[Data for this task]

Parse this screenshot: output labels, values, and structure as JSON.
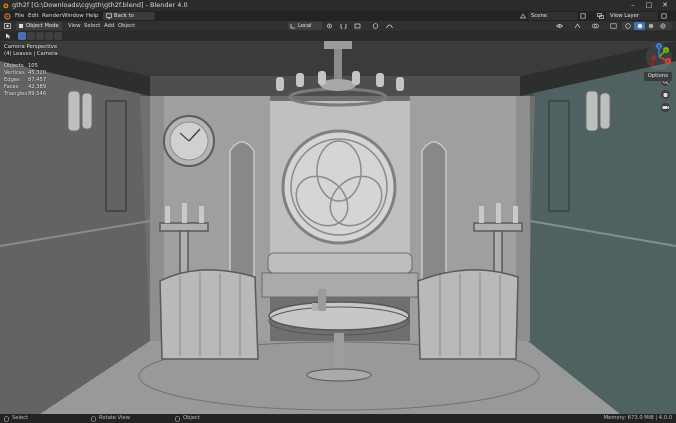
{
  "window": {
    "title": "gth2f [G:\\Downloads\\cg\\gth\\gth2f.blend] - Blender 4.0",
    "controls": [
      "–",
      "□",
      "✕"
    ]
  },
  "menubar": {
    "items": [
      "File",
      "Edit",
      "Render",
      "Window",
      "Help"
    ],
    "back_button": "Back to Previous",
    "scene_label": "Scene",
    "view_layer_label": "View Layer"
  },
  "header": {
    "mode": "Object Mode",
    "menus": [
      "View",
      "Select",
      "Add",
      "Object"
    ],
    "transform_orientation": "Local"
  },
  "viewport": {
    "camera_title": "Camera Perspective",
    "collection_line": "(4) Leaves | Camera",
    "stats": [
      {
        "label": "Objects",
        "value": "105"
      },
      {
        "label": "Vertices",
        "value": "45,320"
      },
      {
        "label": "Edges",
        "value": "87,457"
      },
      {
        "label": "Faces",
        "value": "42,389"
      },
      {
        "label": "Triangles",
        "value": "89,546"
      }
    ],
    "options_label": "Options",
    "gizmo_axes": {
      "x": "X",
      "y": "Y",
      "z": "Z"
    }
  },
  "statusbar": {
    "select": "Select",
    "rotate": "Rotate View",
    "object": "Object",
    "memory": "Memory: 673.0 MiB | 4.0.0"
  },
  "colors": {
    "accent": "#4772b3",
    "axis_x": "#e0443e",
    "axis_y": "#79b41c",
    "axis_z": "#3a7fe0"
  }
}
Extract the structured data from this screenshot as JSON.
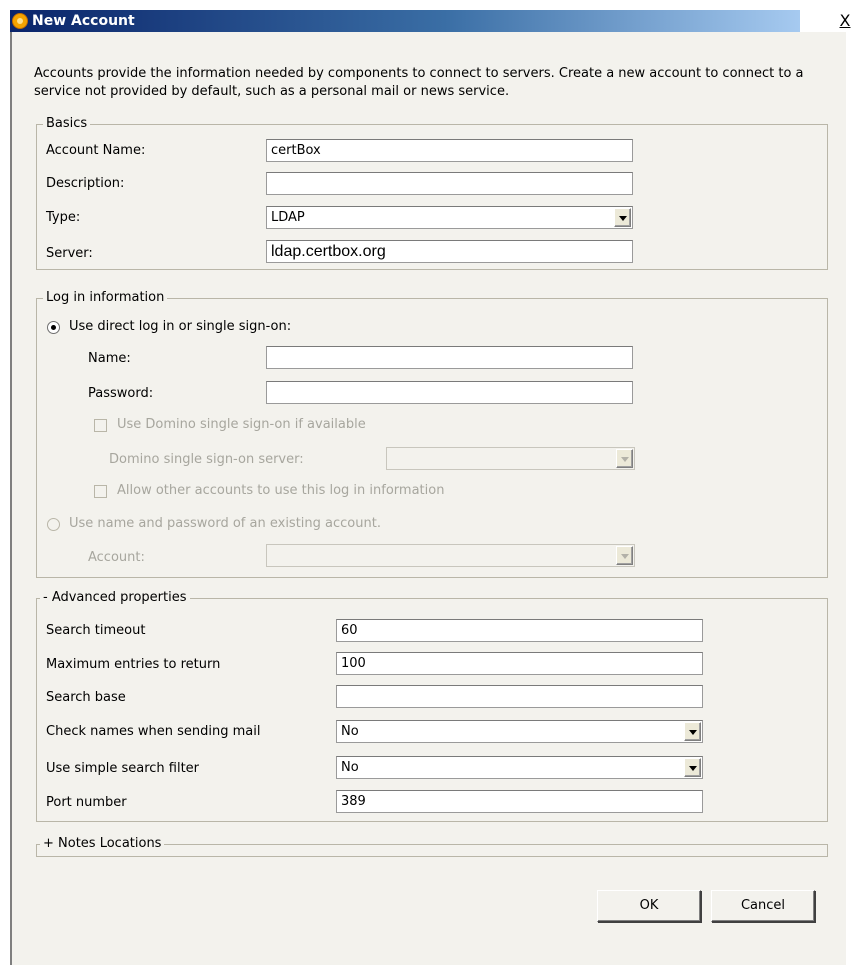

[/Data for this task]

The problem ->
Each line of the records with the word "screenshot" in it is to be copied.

Written response ->
Parse this screenshot: output labels, values, and structure as JSON.
Extract the structured data from this screenshot as JSON.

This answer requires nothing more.